Where the word "text" appears in a line below, copy the whole line.

____________________

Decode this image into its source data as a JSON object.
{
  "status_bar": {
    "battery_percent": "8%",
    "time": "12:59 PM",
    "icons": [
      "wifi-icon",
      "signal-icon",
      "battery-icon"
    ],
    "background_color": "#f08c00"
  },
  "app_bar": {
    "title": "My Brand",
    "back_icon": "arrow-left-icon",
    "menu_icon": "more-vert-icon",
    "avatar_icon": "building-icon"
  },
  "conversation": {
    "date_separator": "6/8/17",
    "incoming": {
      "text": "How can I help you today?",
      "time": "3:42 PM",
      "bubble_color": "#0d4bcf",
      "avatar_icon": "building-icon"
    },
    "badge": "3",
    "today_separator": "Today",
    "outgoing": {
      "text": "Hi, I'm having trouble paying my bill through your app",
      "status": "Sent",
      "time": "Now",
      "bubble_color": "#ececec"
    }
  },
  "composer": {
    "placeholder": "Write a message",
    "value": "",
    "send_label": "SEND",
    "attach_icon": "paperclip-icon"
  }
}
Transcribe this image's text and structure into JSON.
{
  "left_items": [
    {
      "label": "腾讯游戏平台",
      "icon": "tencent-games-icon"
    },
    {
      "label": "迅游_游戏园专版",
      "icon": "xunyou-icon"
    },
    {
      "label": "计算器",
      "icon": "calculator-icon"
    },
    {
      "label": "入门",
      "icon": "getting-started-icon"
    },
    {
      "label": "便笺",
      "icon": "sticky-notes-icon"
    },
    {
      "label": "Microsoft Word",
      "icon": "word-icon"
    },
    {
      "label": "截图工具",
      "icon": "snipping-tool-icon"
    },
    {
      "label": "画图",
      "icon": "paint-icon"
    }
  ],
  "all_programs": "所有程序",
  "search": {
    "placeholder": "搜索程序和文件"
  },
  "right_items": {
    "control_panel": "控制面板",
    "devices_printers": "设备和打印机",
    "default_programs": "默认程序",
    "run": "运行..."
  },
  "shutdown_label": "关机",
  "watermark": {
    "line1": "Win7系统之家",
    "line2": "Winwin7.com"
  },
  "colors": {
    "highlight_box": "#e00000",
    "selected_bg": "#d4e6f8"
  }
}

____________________

▶ [Task answer]
      "text": "How can I help you today?",
      "text": "Hi, I'm having trouble paying my bill through your app",
Transcribe this image's text and structure into JSON.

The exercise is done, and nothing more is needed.